■ **PROBLEM STATEMENT**:
Report how many lines of the listing contain the string "count", with no other words.

■ **DATASET CONTENT**:
--- START ---

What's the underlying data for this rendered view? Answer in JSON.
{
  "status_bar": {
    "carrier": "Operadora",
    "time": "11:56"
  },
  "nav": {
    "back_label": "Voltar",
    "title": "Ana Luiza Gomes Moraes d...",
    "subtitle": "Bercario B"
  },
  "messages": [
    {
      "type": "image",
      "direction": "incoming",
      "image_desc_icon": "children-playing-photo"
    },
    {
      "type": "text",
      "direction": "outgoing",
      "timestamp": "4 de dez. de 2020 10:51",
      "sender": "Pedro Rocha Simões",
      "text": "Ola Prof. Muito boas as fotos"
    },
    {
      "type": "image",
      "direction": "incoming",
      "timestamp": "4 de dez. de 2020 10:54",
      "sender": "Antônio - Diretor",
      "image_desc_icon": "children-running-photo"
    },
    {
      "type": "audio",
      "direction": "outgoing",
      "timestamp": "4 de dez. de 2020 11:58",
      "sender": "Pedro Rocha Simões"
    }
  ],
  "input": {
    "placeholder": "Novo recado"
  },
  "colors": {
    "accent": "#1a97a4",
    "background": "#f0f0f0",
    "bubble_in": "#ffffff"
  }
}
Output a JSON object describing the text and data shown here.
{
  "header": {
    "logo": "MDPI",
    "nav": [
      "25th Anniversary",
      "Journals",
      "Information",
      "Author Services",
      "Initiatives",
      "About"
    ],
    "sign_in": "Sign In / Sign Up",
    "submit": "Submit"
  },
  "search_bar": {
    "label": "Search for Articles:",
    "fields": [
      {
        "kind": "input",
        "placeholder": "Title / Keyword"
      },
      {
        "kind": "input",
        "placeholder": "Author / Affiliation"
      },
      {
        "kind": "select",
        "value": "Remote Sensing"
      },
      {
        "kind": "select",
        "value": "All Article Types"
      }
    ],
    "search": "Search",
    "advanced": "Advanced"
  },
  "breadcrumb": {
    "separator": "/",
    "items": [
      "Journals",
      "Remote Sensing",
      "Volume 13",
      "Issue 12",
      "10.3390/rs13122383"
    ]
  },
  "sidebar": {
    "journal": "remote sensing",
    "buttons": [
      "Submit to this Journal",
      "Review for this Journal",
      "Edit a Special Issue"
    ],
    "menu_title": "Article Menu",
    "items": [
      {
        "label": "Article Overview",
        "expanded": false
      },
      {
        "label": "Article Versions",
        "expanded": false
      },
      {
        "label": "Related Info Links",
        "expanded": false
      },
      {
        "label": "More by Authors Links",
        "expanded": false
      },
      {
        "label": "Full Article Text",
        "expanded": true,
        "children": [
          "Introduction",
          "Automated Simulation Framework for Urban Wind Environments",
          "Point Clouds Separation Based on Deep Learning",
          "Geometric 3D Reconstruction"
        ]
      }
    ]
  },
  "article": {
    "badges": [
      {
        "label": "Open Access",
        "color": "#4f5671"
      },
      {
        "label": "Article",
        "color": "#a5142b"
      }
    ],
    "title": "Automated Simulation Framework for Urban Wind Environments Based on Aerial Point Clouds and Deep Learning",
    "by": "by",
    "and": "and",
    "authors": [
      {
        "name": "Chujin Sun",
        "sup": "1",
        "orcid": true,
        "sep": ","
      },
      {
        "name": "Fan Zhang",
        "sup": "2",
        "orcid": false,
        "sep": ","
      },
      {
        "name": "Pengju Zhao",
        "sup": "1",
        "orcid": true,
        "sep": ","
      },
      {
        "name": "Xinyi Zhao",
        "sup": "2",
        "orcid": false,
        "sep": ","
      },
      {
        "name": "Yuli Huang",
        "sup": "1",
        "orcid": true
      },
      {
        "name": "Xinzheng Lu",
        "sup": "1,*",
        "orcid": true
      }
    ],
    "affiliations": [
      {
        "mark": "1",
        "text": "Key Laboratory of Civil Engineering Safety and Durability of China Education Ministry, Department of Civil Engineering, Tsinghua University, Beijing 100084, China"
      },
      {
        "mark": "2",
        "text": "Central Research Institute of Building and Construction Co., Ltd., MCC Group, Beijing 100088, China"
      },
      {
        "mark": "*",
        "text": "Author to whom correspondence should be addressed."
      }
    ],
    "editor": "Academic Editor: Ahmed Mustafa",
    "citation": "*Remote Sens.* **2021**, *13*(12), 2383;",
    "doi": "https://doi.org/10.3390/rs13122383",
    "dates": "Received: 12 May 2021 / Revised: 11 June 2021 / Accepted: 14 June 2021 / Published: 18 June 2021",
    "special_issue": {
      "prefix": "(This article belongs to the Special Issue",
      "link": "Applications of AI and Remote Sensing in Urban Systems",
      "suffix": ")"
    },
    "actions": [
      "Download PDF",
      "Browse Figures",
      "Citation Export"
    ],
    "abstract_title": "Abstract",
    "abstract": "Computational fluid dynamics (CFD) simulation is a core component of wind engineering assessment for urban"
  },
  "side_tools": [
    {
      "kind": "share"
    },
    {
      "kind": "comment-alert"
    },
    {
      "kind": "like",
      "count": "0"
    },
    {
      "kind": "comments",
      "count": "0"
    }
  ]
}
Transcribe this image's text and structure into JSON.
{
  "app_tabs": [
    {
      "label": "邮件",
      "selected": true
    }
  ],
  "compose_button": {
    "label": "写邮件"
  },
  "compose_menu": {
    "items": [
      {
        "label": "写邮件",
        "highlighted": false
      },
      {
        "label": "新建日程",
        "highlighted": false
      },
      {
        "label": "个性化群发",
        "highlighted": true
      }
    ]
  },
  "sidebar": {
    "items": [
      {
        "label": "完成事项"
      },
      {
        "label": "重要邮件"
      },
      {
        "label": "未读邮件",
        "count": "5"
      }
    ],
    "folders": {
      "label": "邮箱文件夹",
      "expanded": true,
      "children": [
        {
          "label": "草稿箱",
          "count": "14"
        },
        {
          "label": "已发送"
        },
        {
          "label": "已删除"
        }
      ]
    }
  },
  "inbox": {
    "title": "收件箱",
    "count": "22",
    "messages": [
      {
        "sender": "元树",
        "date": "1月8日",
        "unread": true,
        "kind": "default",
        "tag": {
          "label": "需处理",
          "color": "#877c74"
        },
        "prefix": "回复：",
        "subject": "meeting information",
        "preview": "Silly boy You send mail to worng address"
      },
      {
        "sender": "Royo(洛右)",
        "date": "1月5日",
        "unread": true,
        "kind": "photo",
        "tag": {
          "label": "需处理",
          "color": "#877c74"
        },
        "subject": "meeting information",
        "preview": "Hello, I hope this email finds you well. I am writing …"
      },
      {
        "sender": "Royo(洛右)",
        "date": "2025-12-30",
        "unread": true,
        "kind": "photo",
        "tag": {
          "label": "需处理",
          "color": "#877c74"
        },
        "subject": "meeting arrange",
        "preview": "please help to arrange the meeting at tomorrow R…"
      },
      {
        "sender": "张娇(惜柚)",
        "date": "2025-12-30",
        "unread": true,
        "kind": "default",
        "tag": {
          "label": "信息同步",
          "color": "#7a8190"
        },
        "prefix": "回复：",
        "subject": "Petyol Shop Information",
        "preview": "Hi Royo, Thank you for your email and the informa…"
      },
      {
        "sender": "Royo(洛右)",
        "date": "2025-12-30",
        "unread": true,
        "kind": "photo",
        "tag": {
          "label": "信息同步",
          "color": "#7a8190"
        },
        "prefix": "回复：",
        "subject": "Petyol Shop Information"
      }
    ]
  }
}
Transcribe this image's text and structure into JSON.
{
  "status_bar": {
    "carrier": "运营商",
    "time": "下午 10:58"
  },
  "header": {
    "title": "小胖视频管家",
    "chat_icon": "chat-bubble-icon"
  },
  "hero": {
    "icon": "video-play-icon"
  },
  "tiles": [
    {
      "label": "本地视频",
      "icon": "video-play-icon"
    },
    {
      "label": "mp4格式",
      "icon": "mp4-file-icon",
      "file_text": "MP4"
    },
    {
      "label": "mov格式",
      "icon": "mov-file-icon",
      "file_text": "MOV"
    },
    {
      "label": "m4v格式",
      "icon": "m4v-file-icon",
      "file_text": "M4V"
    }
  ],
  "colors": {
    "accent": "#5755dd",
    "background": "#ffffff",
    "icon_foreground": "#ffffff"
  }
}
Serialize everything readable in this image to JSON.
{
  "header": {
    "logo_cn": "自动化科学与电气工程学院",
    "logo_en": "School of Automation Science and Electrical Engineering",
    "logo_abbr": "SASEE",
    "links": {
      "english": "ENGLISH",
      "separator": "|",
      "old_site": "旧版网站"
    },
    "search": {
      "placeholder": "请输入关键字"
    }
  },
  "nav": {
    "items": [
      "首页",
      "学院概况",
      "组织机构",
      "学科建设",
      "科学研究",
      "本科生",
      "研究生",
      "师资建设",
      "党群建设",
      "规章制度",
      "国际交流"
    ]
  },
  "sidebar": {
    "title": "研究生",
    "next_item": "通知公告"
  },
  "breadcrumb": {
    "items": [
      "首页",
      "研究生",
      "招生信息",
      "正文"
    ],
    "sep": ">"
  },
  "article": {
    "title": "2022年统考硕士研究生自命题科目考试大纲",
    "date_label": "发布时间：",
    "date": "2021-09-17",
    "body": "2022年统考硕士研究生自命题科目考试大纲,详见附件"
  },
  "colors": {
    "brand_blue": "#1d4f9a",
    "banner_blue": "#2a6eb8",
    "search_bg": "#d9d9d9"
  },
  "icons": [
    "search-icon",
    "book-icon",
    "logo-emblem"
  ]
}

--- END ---

■ **RESULT**:
5